### WHAT NEEDS TO BE DONE
Scan the lines below for "Información" and copy the matches.

### INPUT FOR THIS TASK

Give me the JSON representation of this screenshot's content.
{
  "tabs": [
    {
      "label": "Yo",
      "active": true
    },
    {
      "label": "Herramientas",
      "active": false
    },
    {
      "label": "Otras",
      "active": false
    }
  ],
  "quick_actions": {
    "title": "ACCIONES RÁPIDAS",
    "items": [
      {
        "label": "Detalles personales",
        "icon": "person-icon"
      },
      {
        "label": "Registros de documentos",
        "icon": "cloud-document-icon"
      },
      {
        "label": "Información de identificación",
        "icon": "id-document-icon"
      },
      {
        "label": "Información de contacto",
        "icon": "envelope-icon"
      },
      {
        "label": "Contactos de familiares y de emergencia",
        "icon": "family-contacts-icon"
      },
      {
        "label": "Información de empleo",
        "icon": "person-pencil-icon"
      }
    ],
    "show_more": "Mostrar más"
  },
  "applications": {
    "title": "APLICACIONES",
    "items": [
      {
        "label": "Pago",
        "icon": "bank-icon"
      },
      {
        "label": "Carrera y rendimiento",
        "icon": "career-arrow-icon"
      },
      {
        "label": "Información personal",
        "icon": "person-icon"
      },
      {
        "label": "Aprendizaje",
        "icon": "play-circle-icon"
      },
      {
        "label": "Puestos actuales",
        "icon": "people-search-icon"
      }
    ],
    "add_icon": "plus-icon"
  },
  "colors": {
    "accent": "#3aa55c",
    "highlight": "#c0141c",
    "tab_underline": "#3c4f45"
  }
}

### YOUR SOLUTION
        "label": "Información de identificación",
        "label": "Información de contacto",
        "label": "Información de empleo",
        "label": "Información personal",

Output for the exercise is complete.